- Balance — The cutter is fairly light but has a large footprint—especially when open—that gives the user a great amount of balance when cutting a cigar. The weight also means it’s very easy to put in a pocket and forget that it’s there.
- Gift Box Included — The better-than-average looking box the cutter is sold in includes a foam insert that keeps the cutter locked in place, with no room to move around.
- Opening the Cutter is Awkward to Perfect — Reading through the description from Screwpop, I got the impression that the magnets that push open the blades open the cutter all the way every single time. In the best of conditions that is true, but in order to make the blades open all the way every time with just one push of the trigger, I had to make sure that there were only two parts of my hand touching the cutter: the finger on the actual trigger—usually my thumb—and the finger on the other side pushing against the back, which usually ended up being my index finger. If any part of your hand is touching the back part of the cutter when opening, it will create enough resistance where the cutter won’t fully open. It’s an awkward way to hold a cutter, though something I got used to with time.
- It’s a Bit Stiff — The cutting action is extremely stiff, and because the magnets do their best to repel each other as they were designed to do, I had to push quite a bit harder to not only force the blades through the cap, but also to actually lock it in place where it is supposed to stat.
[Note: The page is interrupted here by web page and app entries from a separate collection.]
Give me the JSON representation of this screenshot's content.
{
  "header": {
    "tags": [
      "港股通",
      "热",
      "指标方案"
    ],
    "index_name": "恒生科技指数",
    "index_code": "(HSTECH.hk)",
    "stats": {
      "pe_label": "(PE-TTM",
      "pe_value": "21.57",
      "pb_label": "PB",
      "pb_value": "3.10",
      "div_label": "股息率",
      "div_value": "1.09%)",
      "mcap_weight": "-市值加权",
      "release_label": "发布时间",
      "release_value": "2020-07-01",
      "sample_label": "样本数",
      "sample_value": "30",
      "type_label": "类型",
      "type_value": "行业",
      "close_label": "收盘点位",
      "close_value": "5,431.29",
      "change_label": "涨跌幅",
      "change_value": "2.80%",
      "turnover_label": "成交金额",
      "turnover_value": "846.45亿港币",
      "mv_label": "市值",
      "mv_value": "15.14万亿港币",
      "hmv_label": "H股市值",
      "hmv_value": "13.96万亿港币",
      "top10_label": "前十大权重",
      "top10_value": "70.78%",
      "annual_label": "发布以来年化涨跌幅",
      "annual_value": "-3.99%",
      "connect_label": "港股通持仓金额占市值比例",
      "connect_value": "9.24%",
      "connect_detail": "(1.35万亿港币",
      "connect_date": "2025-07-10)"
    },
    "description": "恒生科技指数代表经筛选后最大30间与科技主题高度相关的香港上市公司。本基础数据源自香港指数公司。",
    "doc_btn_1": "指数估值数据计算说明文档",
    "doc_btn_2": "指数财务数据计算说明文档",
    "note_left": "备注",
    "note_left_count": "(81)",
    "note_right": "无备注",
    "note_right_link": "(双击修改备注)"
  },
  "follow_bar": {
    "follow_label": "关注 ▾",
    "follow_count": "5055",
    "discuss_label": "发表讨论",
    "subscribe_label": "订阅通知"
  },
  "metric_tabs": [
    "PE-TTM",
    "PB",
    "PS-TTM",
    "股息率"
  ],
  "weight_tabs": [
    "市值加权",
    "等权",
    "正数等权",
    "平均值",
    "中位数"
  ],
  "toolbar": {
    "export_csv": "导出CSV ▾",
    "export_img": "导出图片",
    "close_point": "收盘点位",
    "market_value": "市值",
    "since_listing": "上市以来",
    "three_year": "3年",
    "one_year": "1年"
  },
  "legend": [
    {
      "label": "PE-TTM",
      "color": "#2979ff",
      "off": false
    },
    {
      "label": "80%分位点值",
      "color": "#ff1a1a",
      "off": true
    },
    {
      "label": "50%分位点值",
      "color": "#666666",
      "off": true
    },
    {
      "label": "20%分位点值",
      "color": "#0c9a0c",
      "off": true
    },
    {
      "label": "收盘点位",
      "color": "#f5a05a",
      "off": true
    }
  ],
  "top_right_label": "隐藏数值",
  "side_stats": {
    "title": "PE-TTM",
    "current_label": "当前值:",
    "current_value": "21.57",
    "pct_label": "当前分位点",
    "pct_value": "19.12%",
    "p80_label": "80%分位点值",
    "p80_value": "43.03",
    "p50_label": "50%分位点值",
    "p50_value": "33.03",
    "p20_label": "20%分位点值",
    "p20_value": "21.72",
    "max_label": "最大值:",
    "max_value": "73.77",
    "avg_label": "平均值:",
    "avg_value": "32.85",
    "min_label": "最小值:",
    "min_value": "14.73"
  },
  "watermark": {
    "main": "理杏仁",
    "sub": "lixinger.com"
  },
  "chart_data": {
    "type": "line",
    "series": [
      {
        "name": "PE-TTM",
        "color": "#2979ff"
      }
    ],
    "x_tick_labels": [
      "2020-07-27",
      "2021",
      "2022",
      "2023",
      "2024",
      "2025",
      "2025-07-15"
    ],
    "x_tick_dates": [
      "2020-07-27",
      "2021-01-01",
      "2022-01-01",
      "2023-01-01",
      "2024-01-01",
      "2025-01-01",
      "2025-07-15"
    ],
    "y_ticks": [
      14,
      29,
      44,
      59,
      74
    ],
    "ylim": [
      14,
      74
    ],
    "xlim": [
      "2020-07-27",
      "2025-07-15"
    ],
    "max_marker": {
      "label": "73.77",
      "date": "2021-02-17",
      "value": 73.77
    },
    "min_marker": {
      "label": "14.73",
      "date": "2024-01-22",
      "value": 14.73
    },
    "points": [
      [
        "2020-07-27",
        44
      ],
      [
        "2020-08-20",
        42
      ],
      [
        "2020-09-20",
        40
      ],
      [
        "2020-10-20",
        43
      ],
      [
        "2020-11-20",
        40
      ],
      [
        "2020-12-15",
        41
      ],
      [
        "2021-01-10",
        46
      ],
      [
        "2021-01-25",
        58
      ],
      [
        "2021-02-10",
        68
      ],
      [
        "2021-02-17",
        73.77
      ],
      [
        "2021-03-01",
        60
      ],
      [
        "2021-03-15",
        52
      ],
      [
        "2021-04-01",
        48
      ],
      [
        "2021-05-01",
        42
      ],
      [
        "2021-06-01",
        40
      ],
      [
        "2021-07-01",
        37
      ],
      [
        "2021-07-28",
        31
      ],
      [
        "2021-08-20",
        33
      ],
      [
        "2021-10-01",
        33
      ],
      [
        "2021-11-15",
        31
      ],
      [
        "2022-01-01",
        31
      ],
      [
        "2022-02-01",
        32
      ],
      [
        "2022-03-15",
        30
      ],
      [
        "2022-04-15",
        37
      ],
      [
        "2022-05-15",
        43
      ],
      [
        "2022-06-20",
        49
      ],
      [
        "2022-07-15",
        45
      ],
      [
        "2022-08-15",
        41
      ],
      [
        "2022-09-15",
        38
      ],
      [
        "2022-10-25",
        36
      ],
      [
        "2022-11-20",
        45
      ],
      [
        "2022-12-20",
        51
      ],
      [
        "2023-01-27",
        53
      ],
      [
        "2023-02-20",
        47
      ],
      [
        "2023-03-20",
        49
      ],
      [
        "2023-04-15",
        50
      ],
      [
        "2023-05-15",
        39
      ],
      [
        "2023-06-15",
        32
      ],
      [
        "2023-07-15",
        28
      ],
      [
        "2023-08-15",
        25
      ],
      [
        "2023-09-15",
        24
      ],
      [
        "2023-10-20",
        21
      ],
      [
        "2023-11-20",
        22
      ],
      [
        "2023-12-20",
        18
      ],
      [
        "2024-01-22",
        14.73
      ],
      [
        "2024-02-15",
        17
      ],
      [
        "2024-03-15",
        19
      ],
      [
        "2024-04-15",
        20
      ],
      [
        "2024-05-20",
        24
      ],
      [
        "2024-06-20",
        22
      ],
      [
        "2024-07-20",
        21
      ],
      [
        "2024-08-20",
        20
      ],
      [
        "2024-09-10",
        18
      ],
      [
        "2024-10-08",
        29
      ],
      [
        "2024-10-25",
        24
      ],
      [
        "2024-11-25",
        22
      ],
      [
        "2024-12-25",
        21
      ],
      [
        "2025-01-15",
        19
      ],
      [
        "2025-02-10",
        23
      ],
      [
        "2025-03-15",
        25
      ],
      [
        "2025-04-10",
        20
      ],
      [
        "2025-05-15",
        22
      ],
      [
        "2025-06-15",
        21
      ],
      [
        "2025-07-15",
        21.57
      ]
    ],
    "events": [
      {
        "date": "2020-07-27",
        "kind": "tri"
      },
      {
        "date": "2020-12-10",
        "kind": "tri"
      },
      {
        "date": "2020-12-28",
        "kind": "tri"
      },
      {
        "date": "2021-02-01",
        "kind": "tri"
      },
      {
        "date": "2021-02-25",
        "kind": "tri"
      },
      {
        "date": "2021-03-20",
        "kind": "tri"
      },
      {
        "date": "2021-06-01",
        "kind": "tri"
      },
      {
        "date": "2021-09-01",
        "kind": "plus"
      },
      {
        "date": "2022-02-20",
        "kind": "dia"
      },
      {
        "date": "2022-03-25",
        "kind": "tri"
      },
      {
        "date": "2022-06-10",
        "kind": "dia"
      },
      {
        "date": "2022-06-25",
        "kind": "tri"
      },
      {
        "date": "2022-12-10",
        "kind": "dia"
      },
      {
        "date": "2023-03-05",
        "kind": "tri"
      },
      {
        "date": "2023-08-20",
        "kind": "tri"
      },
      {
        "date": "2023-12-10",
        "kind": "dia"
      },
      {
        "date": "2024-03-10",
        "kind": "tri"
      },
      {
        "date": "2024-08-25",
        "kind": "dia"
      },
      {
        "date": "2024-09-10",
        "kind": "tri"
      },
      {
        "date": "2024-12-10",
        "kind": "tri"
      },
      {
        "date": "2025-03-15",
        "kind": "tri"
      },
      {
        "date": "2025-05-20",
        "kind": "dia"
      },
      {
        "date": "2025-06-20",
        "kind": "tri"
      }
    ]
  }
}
In some cases, the extra force needed actually resulted in less than optimum cuts, since I was concentrating on putting enough pressure to actually get the cutter to close all the way rather than just enough pressure that was needed for a smooth cutting motion.
- Trigger Can Open Cutter On Accident — Since the trigger protrudes away from the base of the cutter, there were multiple times that I would reach in my pocket or bag and find that the cutter had come open, and it is not a great feeling to know that you could be reaching into an open blade at any random point.
- No Warranty Included — You had better hope that your specific cutter was put together properly because there is no warranty option of any sort if something goes wrong.
- The Price — Even at the discounted price of $99—down from the “regular” price of $149.95 that has been in place since the cutter was released—the Magpulse is more expensive than the vast majority of guillotine cutters on the market.
Although guillotine cutters are not exactly rare in today’s market, the addition of the magnets in the Magpulse makes it almost totally unique. I say almost, because there is one other cutter that I know of that incorporates magnets into its design: the XIKAR Ensō. Although it does cost basically the same as the Magpulse—give or take $.04—it is quite a bit thicker, quite a bit heavier and does not have a trigger to open the blades.
SHOULD YOU BUY IT?
Screwpop is one of those companies that keeps pushing boundaries, and I have some respect for it in that regard. While the original Cigar Cutter and Chopo were not the best examples of how to make a cigar cutter, the Cigar Punch 2.0 proved that Screwpop could get it right. As a cutter for cigars, the Magpulse falls squarely in the center between those releases: it cuts cigars fairly well—as well as any guillotine cutter—but the addition of the magnets to the equation feels more like a gimmick rather than a necessary feature. The problem is that you end up paying quite a bit of extra money for that not-quite-a-gimmick-but-also-not-really-needed feature, something that is hard to justify in my mind when there are so many other cutters on the market that perform the exact same function for the same or even less money.